Given six cities from which to choose, Fairleigh Dickinson University-Mind pollsters asked New Jerseyans, "In which metropolis do you feel the safest?" The top choice is a city that's not even located in the Garden State.

New Jersey voters feel safer in Atlantic City than in other New Jersey cities, and safer in Atlantic City than in Philadelphia, but Manhattan places first; with nearly three in four (78%) saying they feel somewhat or very safe there. Just 10% say they don't feel safe in Manhattan.

"If New Jersey is going to be healthy, its cities will have to be viable," says Peter Woolley, an FDU political scientist and director of the poll. "One measure of viability is how safe people feel going to those cities."

Atlantic City ranks second with 64% saying they feel somewhat or very safe there, but one in five (21%) say they don't feel safe in AC. A majority (55%) say they don't feel safe in Newark, but Camden placed last: just 2% say they feel very safe there and 11% somewhat safe, while almost two-thirds (64%) say they feel not too safe or not safe at all.

Woolley says, "If only 2% feel safe in your city, your city has a very serious problem that probably needs to be rectified immediately."

Governor Chris Christie wants to revive Atlantic City and make it a true destination city and those who have been there in the past year dom feel safer there than those who haven't been there recently. Three-quarters of those who have been there in the past year (75%) say they feel somewhat or very safe, but only about half of those who haven't been there in the last year (53%) say they feel safe there.

A third (33%) say they feel very safe in Manhattan, and another 45% somewhat safe, while by contrast only a third (35%) say they feel somewhat or very safe in Newark. Men feel safer than women in both Manhattan and Newark: 40% of men say they feel very safe in Manhattan compared to 26% of women who agree.

Woolley explains, "The safer people feel, the more likely they are to make the trip, whether it's to Atlantic City casinos, Newark's Iron Bound restaurants, or Manhattan's galleries."

The poll also showed that liberals are statistically more likely than moderates or conservatives to say they feel safe in the state's capital city of Trenton. Woolley jokes, "I guess they (liberals) know they have plenty of friends in the legislature, and that the Governor can't stay forever."

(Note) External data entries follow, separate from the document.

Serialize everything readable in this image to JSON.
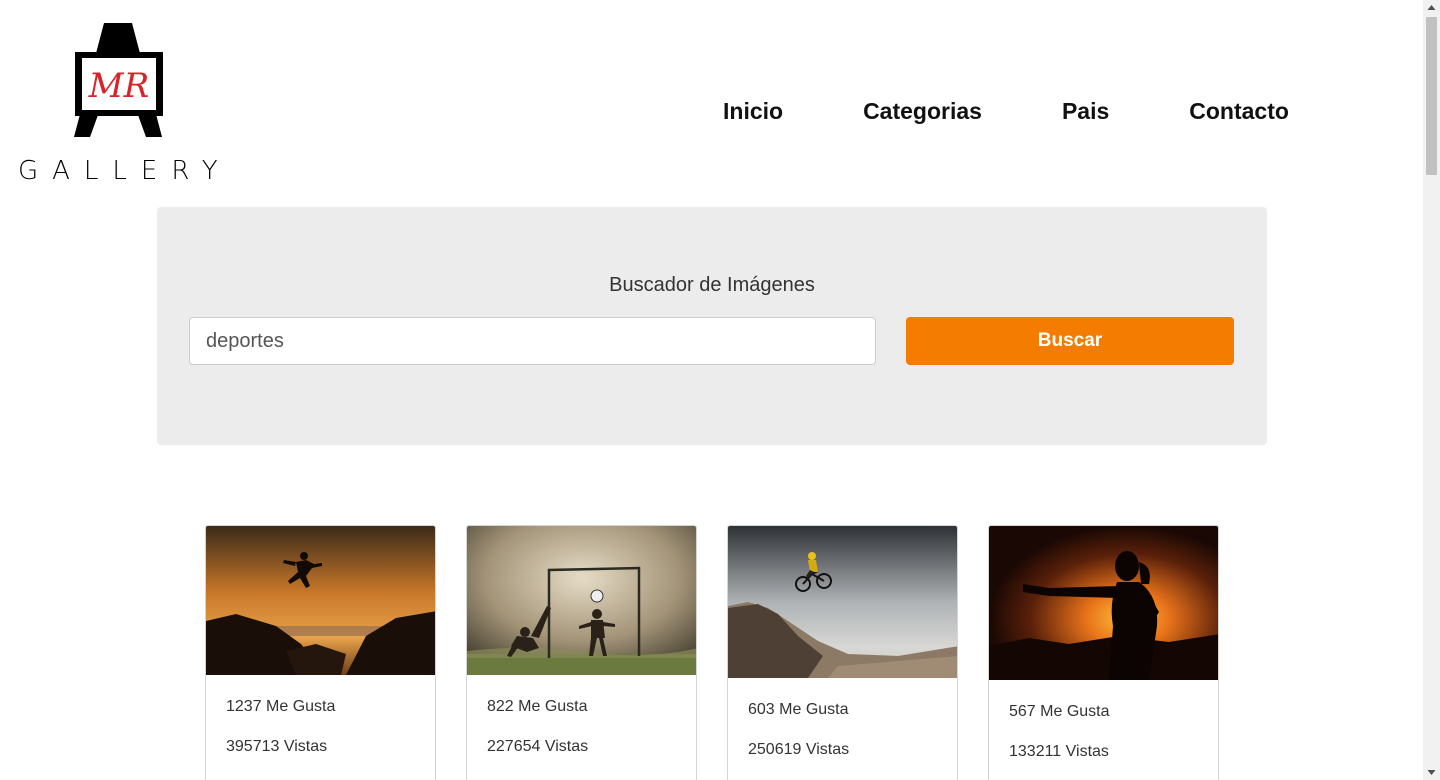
{
  "brand": {
    "monogram": "MR",
    "wordmark": "GALLERY"
  },
  "nav": {
    "items": [
      {
        "label": "Inicio"
      },
      {
        "label": "Categorias"
      },
      {
        "label": "Pais"
      },
      {
        "label": "Contacto"
      }
    ]
  },
  "search": {
    "title": "Buscador de Imágenes",
    "value": "deportes",
    "button_label": "Buscar"
  },
  "colors": {
    "accent": "#f47c00",
    "panel_bg": "#ececec"
  },
  "results": [
    {
      "likes": "1237 Me Gusta",
      "views": "395713 Vistas",
      "image": "silhouette-jumping-sunset"
    },
    {
      "likes": "822 Me Gusta",
      "views": "227654 Vistas",
      "image": "kids-playing-soccer"
    },
    {
      "likes": "603 Me Gusta",
      "views": "250619 Vistas",
      "image": "mountain-bike-jump"
    },
    {
      "likes": "567 Me Gusta",
      "views": "133211 Vistas",
      "image": "woman-boxing-sunset"
    }
  ]
}
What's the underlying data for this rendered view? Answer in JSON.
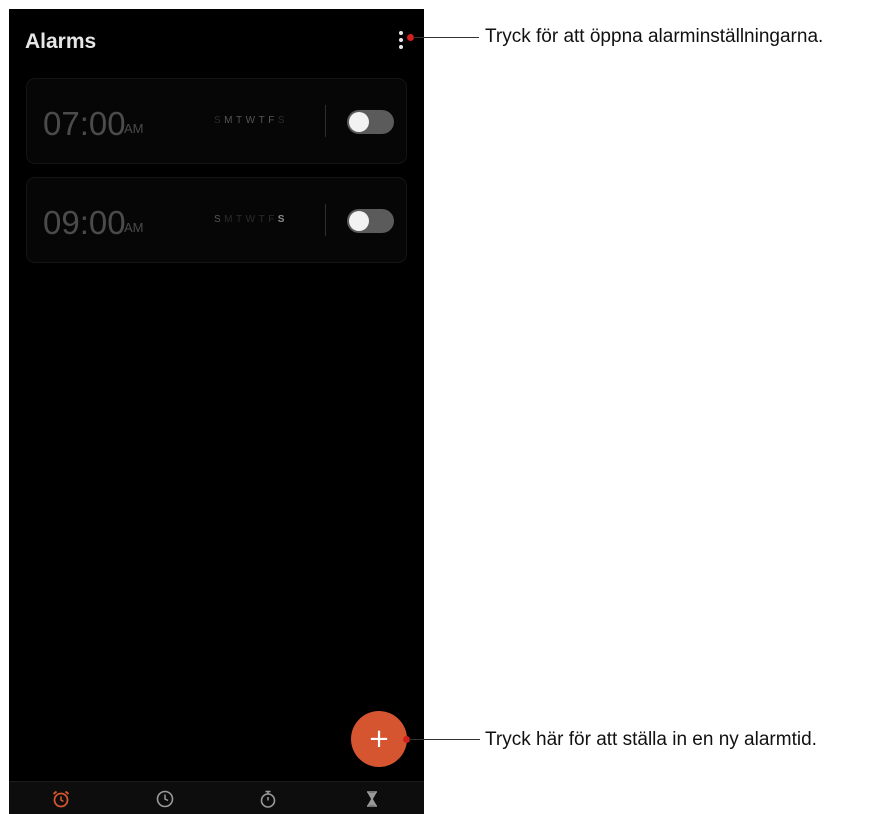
{
  "app": {
    "title": "Alarms"
  },
  "alarms": [
    {
      "time": "07:00",
      "period": "AM",
      "days": [
        {
          "letter": "S",
          "state": "dim"
        },
        {
          "letter": "M",
          "state": "on"
        },
        {
          "letter": "T",
          "state": "on"
        },
        {
          "letter": "W",
          "state": "on"
        },
        {
          "letter": "T",
          "state": "on"
        },
        {
          "letter": "F",
          "state": "on"
        },
        {
          "letter": "S",
          "state": "dim"
        }
      ],
      "enabled": false
    },
    {
      "time": "09:00",
      "period": "AM",
      "days": [
        {
          "letter": "S",
          "state": "on"
        },
        {
          "letter": "M",
          "state": "dim"
        },
        {
          "letter": "T",
          "state": "dim"
        },
        {
          "letter": "W",
          "state": "dim"
        },
        {
          "letter": "T",
          "state": "dim"
        },
        {
          "letter": "F",
          "state": "dim"
        },
        {
          "letter": "S",
          "state": "bold"
        }
      ],
      "enabled": false
    }
  ],
  "fab": {
    "label": "+"
  },
  "bottom_nav": [
    {
      "icon": "alarm-clock-icon",
      "active": true
    },
    {
      "icon": "clock-icon",
      "active": false
    },
    {
      "icon": "stopwatch-icon",
      "active": false
    },
    {
      "icon": "hourglass-icon",
      "active": false
    }
  ],
  "callouts": {
    "menu": "Tryck för att öppna alarminställningarna.",
    "add": "Tryck här för att ställa in en ny alarmtid."
  },
  "colors": {
    "accent": "#d4552f",
    "callout_dot": "#d41f1f",
    "background": "#000000"
  }
}
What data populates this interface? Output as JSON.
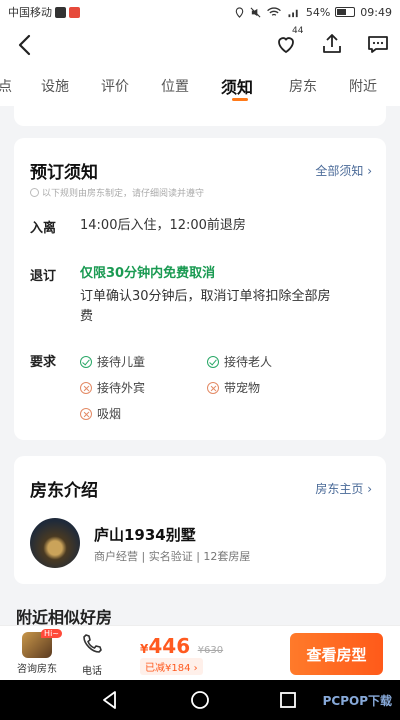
{
  "status_bar": {
    "carrier": "中国移动",
    "battery": "54%",
    "time": "09:49"
  },
  "nav": {
    "favorite_count": "44"
  },
  "tabs": [
    {
      "label": "点"
    },
    {
      "label": "设施"
    },
    {
      "label": "评价"
    },
    {
      "label": "位置"
    },
    {
      "label": "须知",
      "active": true
    },
    {
      "label": "房东"
    },
    {
      "label": "附近"
    }
  ],
  "booking_rules": {
    "title": "预订须知",
    "all_link": "全部须知 ›",
    "note": "以下规则由房东制定，请仔细阅读并遵守",
    "checkin_label": "入离",
    "checkin_text": "14:00后入住，12:00前退房",
    "cancel_label": "退订",
    "cancel_highlight": "仅限30分钟内免费取消",
    "cancel_line1": "订单确认30分钟后，取消订单将扣除全部房",
    "cancel_line2": "费",
    "requirements_label": "要求",
    "requirements": [
      {
        "text": "接待儿童",
        "allowed": true
      },
      {
        "text": "接待老人",
        "allowed": true
      },
      {
        "text": "接待外宾",
        "allowed": false
      },
      {
        "text": "带宠物",
        "allowed": false
      },
      {
        "text": "吸烟",
        "allowed": false
      }
    ]
  },
  "host": {
    "title": "房东介绍",
    "home_link": "房东主页 ›",
    "name": "庐山1934别墅",
    "meta": "商户经营 | 实名验证 | 12套房屋"
  },
  "next_section_title": "附近相似好房",
  "bottom_bar": {
    "consult_label": "咨询房东",
    "consult_badge": "Hi~",
    "phone_label": "电话",
    "currency": "¥",
    "price": "446",
    "original_price": "¥630",
    "discount": "已减¥184 ›",
    "book_button": "查看房型"
  },
  "watermark": "PCPOP下载",
  "colors": {
    "accent": "#ff5a1f",
    "green": "#1a9a52",
    "link": "#4a6a98"
  }
}
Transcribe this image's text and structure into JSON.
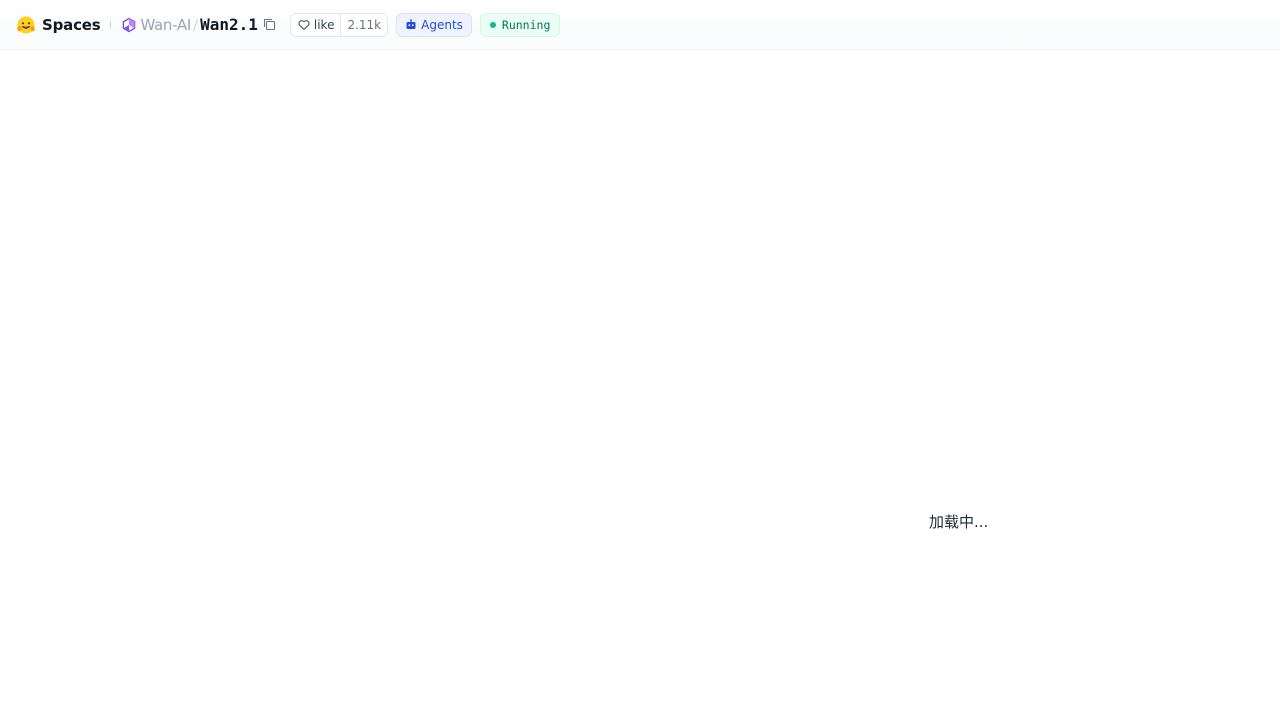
{
  "header": {
    "brand_label": "Spaces",
    "org_name": "Wan-AI",
    "separator": "/",
    "repo_name": "Wan2.1",
    "like_label": "like",
    "like_count": "2.11k",
    "agents_label": "Agents",
    "status_label": "Running"
  },
  "main": {
    "loading_text": "加载中..."
  },
  "colors": {
    "status_green": "#10b981",
    "agents_blue": "#1d4ed8",
    "org_avatar_purple": "#7c3aed"
  },
  "icons": {
    "brand": "hugging-face-icon",
    "org": "org-avatar-icon",
    "copy": "copy-icon",
    "like": "heart-icon",
    "agents": "robot-icon",
    "status": "status-dot-icon"
  }
}
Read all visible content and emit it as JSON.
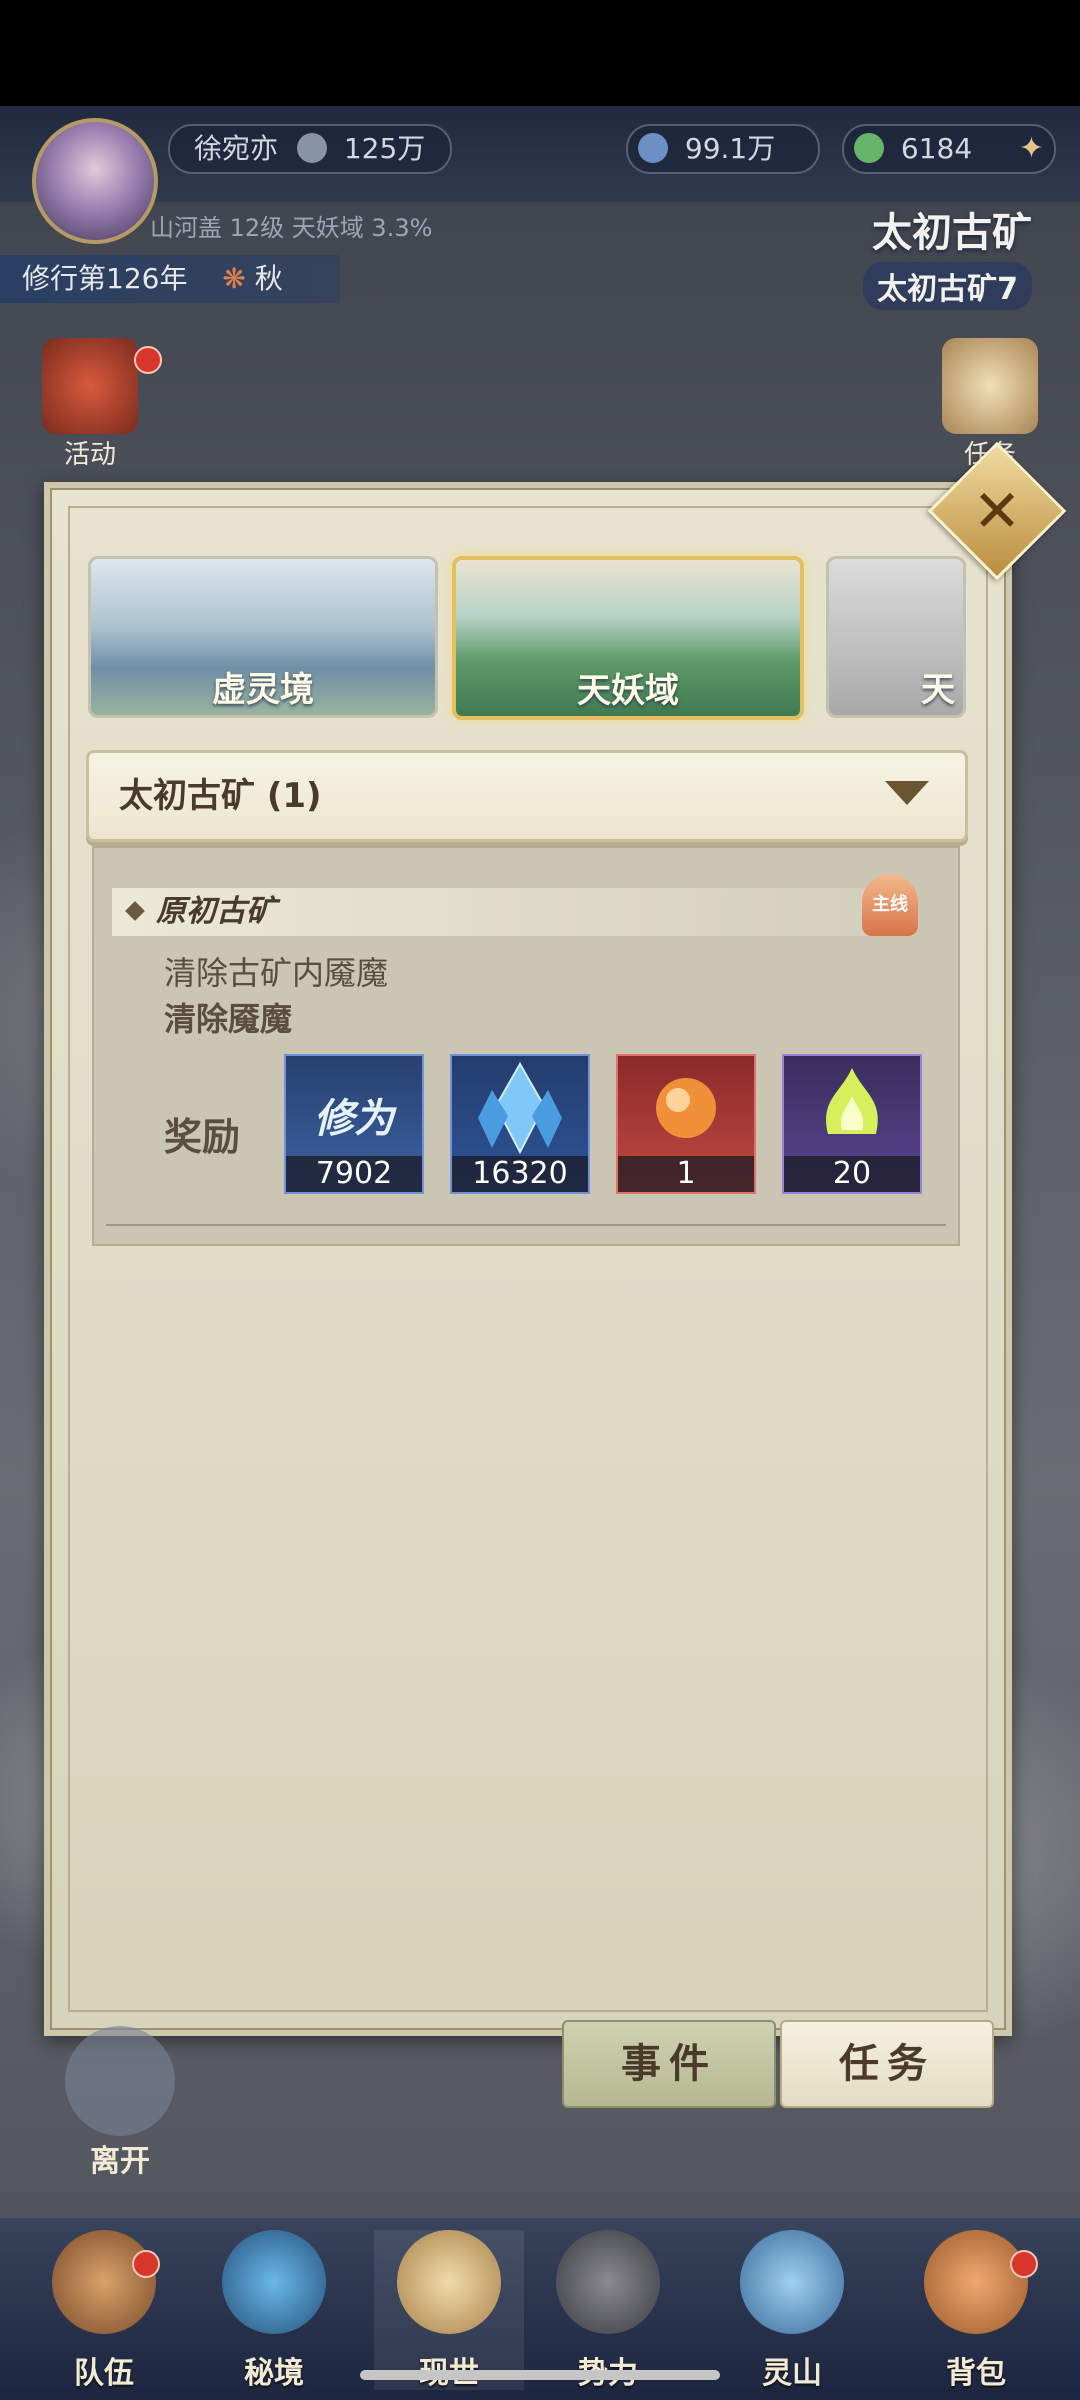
{
  "player": {
    "name": "徐宛亦",
    "power": "125万",
    "spirit_stones": "99.1万",
    "jade": "6184",
    "realm_line": "山河盖 12级 天妖域 3.3%",
    "year": "修行第126年",
    "season": "秋"
  },
  "location": {
    "title": "太初古矿",
    "sub": "太初古矿7"
  },
  "side": {
    "activity": "活动",
    "task": "任务"
  },
  "realms": [
    {
      "label": "虚灵境"
    },
    {
      "label": "天妖域"
    },
    {
      "label": "天"
    }
  ],
  "dropdown": {
    "label": "太初古矿 (1)"
  },
  "task": {
    "name": "原初古矿",
    "tag": "主线",
    "description": "清除古矿内魇魔",
    "objective": "清除魇魔",
    "reward_label": "奖励",
    "rewards": [
      {
        "icon": "cultivation-icon",
        "icon_text": "修为",
        "count": "7902"
      },
      {
        "icon": "crystal-icon",
        "count": "16320"
      },
      {
        "icon": "fire-orb-icon",
        "count": "1"
      },
      {
        "icon": "green-flame-icon",
        "count": "20"
      }
    ]
  },
  "tabs": {
    "events": "事件",
    "tasks": "任务"
  },
  "leave": "离开",
  "nav": [
    {
      "label": "队伍"
    },
    {
      "label": "秘境"
    },
    {
      "label": "现世"
    },
    {
      "label": "势力"
    },
    {
      "label": "灵山"
    },
    {
      "label": "背包"
    }
  ],
  "colors": {
    "accent": "#b98d3e",
    "panel": "#e8e3cf",
    "text": "#4a3a2a"
  }
}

Then survey of 800 registered voters statewide was conducted by telephone using both landlines and cell phones from Oct. 17 through Oct. 23, 2011, and has a margin of error of +/-3.5 percentage points.